Do All Cars Have VIN Numbers? What You Need to Know
When it comes to identifying and tracking vehicles, the VIN, or Vehicle Identification Number, is an essential tool. It’s a 17-digit alphanumeric code that serves as a unique identifier for a particular vehicle, and is used by law enforcement, insurance companies, and anyone else who needs to verify a car’s identity. But the question remains: do all cars have VINs?
The short answer is yes, all cars that were manufactured after 1981 have a VIN. The VIN is required by law in the United States and many other countries, and is a necessary component of any vehicle’s registration paperwork.

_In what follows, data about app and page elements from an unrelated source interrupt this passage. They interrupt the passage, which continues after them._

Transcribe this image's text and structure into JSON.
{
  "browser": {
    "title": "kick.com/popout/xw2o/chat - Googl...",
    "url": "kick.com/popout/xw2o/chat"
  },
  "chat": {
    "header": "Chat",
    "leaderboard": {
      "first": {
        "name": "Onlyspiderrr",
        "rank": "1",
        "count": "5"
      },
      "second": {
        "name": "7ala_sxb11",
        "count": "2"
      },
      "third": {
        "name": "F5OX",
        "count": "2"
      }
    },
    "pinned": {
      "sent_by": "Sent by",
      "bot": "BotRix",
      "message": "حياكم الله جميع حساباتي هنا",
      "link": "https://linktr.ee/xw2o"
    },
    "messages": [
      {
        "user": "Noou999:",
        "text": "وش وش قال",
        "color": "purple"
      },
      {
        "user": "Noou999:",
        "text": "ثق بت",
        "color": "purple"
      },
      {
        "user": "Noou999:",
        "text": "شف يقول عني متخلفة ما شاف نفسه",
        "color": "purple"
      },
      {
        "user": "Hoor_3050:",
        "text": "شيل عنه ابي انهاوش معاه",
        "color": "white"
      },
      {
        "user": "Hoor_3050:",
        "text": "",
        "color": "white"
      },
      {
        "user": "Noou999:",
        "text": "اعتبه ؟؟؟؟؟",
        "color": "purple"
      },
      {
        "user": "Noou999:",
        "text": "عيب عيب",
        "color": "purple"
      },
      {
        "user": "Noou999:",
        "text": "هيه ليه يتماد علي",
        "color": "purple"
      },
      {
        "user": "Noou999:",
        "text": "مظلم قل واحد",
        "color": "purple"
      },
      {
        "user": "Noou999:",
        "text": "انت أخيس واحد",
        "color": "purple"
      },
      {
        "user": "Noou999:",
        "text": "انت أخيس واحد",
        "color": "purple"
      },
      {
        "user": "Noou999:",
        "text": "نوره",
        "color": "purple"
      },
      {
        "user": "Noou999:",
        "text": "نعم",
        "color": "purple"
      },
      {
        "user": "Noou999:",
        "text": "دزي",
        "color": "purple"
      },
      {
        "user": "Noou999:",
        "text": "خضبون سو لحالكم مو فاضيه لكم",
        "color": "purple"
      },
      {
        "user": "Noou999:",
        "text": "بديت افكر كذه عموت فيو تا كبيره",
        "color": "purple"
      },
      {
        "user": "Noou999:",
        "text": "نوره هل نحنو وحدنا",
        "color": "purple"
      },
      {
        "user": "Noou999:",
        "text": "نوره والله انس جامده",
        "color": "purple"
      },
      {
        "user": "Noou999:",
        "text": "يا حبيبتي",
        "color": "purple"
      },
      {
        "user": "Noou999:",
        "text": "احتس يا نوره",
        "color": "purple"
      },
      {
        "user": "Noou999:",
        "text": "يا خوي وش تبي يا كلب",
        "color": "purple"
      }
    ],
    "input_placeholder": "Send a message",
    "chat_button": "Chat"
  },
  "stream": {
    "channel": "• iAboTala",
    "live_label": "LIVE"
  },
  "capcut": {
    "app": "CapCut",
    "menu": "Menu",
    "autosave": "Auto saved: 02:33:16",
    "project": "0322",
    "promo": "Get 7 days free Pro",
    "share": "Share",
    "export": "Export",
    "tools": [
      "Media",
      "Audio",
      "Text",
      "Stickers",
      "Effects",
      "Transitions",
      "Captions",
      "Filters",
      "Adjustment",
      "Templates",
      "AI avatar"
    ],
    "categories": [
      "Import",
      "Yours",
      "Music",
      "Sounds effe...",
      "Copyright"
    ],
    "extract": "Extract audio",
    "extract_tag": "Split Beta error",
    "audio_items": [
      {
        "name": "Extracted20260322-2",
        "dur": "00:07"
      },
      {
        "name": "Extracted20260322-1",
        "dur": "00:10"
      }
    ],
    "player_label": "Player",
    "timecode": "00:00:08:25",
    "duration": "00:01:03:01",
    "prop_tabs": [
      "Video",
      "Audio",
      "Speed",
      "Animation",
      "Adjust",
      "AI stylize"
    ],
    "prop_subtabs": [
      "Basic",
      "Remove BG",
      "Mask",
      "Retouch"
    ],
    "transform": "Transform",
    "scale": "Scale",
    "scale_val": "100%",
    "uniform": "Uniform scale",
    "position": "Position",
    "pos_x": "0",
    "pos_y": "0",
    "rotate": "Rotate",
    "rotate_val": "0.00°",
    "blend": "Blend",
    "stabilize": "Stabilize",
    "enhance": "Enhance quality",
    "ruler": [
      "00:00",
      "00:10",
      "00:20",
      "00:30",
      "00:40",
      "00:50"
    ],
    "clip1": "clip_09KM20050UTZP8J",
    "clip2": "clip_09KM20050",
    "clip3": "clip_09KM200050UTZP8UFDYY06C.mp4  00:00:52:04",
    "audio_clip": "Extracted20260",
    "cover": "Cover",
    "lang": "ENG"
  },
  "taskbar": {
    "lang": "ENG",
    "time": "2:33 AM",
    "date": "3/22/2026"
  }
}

The VIN is also a useful tool for tracking a car’s history, as it provides information about the vehicle’s make, model, year, engine type, and other details.
The VIN was first introduced in the United States in 1954, but it was not standardized until 1981. Before then, manufacturers used their own unique identification systems, which made it difficult to track a vehicle’s history across different makes and models. The standardization of the VIN in 1981 made it possible for all vehicles to be identified with a single, universal code.
So, while all cars manufactured after 1981 have a VIN, what about older vehicles? While it’s true that many cars manufactured before 1981 do not have a standardized VIN, many of them do have some form of unique identification code. For example, cars manufactured in the United States prior to 1954 had a serial number, which was typically stamped on the engine block or the frame of the vehicle.
Similarly, cars manufactured outside of the United States may have had their own unique identification systems before the adoption of the VIN. However, it’s important to note that these codes were often specific to a particular manufacturer or model, which made it difficult to track a vehicle’s history across different makes and models.
While it’s true that some older vehicles do not have a standardized VIN, it’s also true that many of these vehicles are not in use today. In many cases, older vehicles have been retired or scrapped, which means that they are no longer on the road. For this reason, the lack of a VIN on an older vehicle is not usually a major concern.
In addition to cars, the VIN is also used to identify motorcycles, trucks, and other types of vehicles. In fact, any vehicle that is required to be registered with a government agency will have a VIN. This includes not only passenger vehicles, but also commercial vehicles, trailers, and even some off-road vehicles.
In some cases, a VIN may be difficult to locate on a vehicle. For example, on some older vehicles, the VIN may be stamped on the engine block, which can make it difficult to access. In other cases, the VIN may be located in an area that is covered by dirt or debris, which can make it hard to read. However, with a little bit of effort, it’s usually possible to locate the VIN on any vehicle.
The VIN is an essential tool for anyone who needs to identify a vehicle or track its history. By providing a unique code that is linked to a particular vehicle, the VIN makes it possible to track a car’s ownership, maintenance history, and accident record. This information is valuable not only to law enforcement and insurance companies, but also to anyone who is buying or selling a vehicle.
In conclusion, all cars manufactured after 1981 have a VIN, which serves as a unique identifier for the vehicle. While some older vehicles may not have a standardized VIN, many of them do have some form of unique identification code. Regardless of whether a vehicle has a VIN or not, it’s important to be able to identify it in order to track its history and ensure that it is safe.